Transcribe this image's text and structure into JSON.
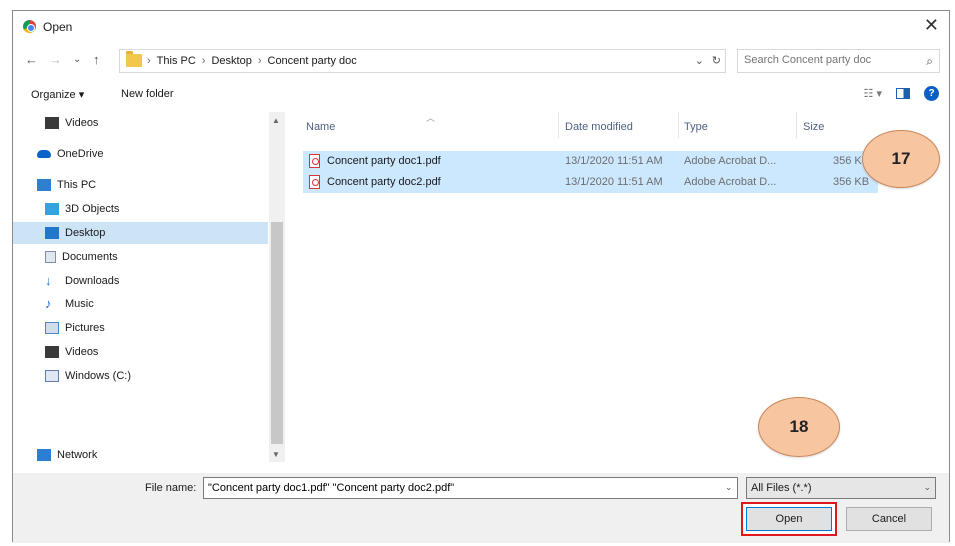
{
  "window": {
    "title": "Open",
    "close_glyph": "✕"
  },
  "nav": {
    "back_glyph": "←",
    "forward_glyph": "→",
    "recent_glyph": "⌄",
    "up_glyph": "↑",
    "breadcrumbs": [
      "This PC",
      "Desktop",
      "Concent party doc"
    ],
    "sep": "›",
    "addr_dropdown": "⌄",
    "refresh_glyph": "↻",
    "search_placeholder": "Search Concent party doc",
    "search_glyph": "⌕"
  },
  "toolbar": {
    "organize_label": "Organize ▾",
    "new_folder_label": "New folder",
    "view_label": "☷ ▾",
    "help_glyph": "?"
  },
  "sidebar": {
    "items": [
      {
        "label": "Videos",
        "icon": "video-icon",
        "color": "#3a3a3a"
      },
      {
        "label": "OneDrive",
        "icon": "cloud-icon",
        "color": "#0a64c8"
      },
      {
        "label": "This PC",
        "icon": "pc-icon",
        "color": "#2f7fd1"
      },
      {
        "label": "3D Objects",
        "icon": "cube-icon",
        "color": "#35a3e0"
      },
      {
        "label": "Desktop",
        "icon": "desktop-icon",
        "color": "#2177c9",
        "selected": true
      },
      {
        "label": "Documents",
        "icon": "document-icon",
        "color": "#7f8fa6"
      },
      {
        "label": "Downloads",
        "icon": "download-icon",
        "color": "#1e6fcf"
      },
      {
        "label": "Music",
        "icon": "music-icon",
        "color": "#1e6fcf"
      },
      {
        "label": "Pictures",
        "icon": "picture-icon",
        "color": "#4a88c7"
      },
      {
        "label": "Videos",
        "icon": "video-icon",
        "color": "#3a3a3a"
      },
      {
        "label": "Windows (C:)",
        "icon": "drive-icon",
        "color": "#5f7fa6"
      },
      {
        "label": "Network",
        "icon": "network-icon",
        "color": "#2a7fd4"
      }
    ]
  },
  "files": {
    "columns": [
      "Name",
      "Date modified",
      "Type",
      "Size"
    ],
    "rows": [
      {
        "name": "Concent party doc1.pdf",
        "date": "13/1/2020 11:51 AM",
        "type": "Adobe Acrobat D...",
        "size": "356 KB"
      },
      {
        "name": "Concent party doc2.pdf",
        "date": "13/1/2020 11:51 AM",
        "type": "Adobe Acrobat D...",
        "size": "356 KB"
      }
    ]
  },
  "callouts": {
    "first": "17",
    "second": "18"
  },
  "footer": {
    "file_name_label": "File name:",
    "file_name_value": "\"Concent party doc1.pdf\" \"Concent party doc2.pdf\"",
    "filter_value": "All Files (*.*)",
    "open_label": "Open",
    "cancel_label": "Cancel"
  }
}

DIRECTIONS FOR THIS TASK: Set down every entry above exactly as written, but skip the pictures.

SOLUTION TO THE EXERCISE:
Transcribe this image's text and structure into JSON.
{
  "window": {
    "title": "Open",
    "close_glyph": "✕"
  },
  "nav": {
    "back_glyph": "←",
    "forward_glyph": "→",
    "recent_glyph": "⌄",
    "up_glyph": "↑",
    "breadcrumbs": [
      "This PC",
      "Desktop",
      "Concent party doc"
    ],
    "sep": "›",
    "addr_dropdown": "⌄",
    "refresh_glyph": "↻",
    "search_placeholder": "Search Concent party doc",
    "search_glyph": "⌕"
  },
  "toolbar": {
    "organize_label": "Organize ▾",
    "new_folder_label": "New folder",
    "view_label": "☷ ▾",
    "help_glyph": "?"
  },
  "sidebar": {
    "items": [
      {
        "label": "Videos",
        "icon": "video-icon",
        "color": "#3a3a3a"
      },
      {
        "label": "OneDrive",
        "icon": "cloud-icon",
        "color": "#0a64c8"
      },
      {
        "label": "This PC",
        "icon": "pc-icon",
        "color": "#2f7fd1"
      },
      {
        "label": "3D Objects",
        "icon": "cube-icon",
        "color": "#35a3e0"
      },
      {
        "label": "Desktop",
        "icon": "desktop-icon",
        "color": "#2177c9",
        "selected": true
      },
      {
        "label": "Documents",
        "icon": "document-icon",
        "color": "#7f8fa6"
      },
      {
        "label": "Downloads",
        "icon": "download-icon",
        "color": "#1e6fcf"
      },
      {
        "label": "Music",
        "icon": "music-icon",
        "color": "#1e6fcf"
      },
      {
        "label": "Pictures",
        "icon": "picture-icon",
        "color": "#4a88c7"
      },
      {
        "label": "Videos",
        "icon": "video-icon",
        "color": "#3a3a3a"
      },
      {
        "label": "Windows (C:)",
        "icon": "drive-icon",
        "color": "#5f7fa6"
      },
      {
        "label": "Network",
        "icon": "network-icon",
        "color": "#2a7fd4"
      }
    ]
  },
  "files": {
    "columns": [
      "Name",
      "Date modified",
      "Type",
      "Size"
    ],
    "rows": [
      {
        "name": "Concent party doc1.pdf",
        "date": "13/1/2020 11:51 AM",
        "type": "Adobe Acrobat D...",
        "size": "356 KB"
      },
      {
        "name": "Concent party doc2.pdf",
        "date": "13/1/2020 11:51 AM",
        "type": "Adobe Acrobat D...",
        "size": "356 KB"
      }
    ]
  },
  "callouts": {
    "first": "17",
    "second": "18"
  },
  "footer": {
    "file_name_label": "File name:",
    "file_name_value": "\"Concent party doc1.pdf\" \"Concent party doc2.pdf\"",
    "filter_value": "All Files (*.*)",
    "open_label": "Open",
    "cancel_label": "Cancel"
  }
}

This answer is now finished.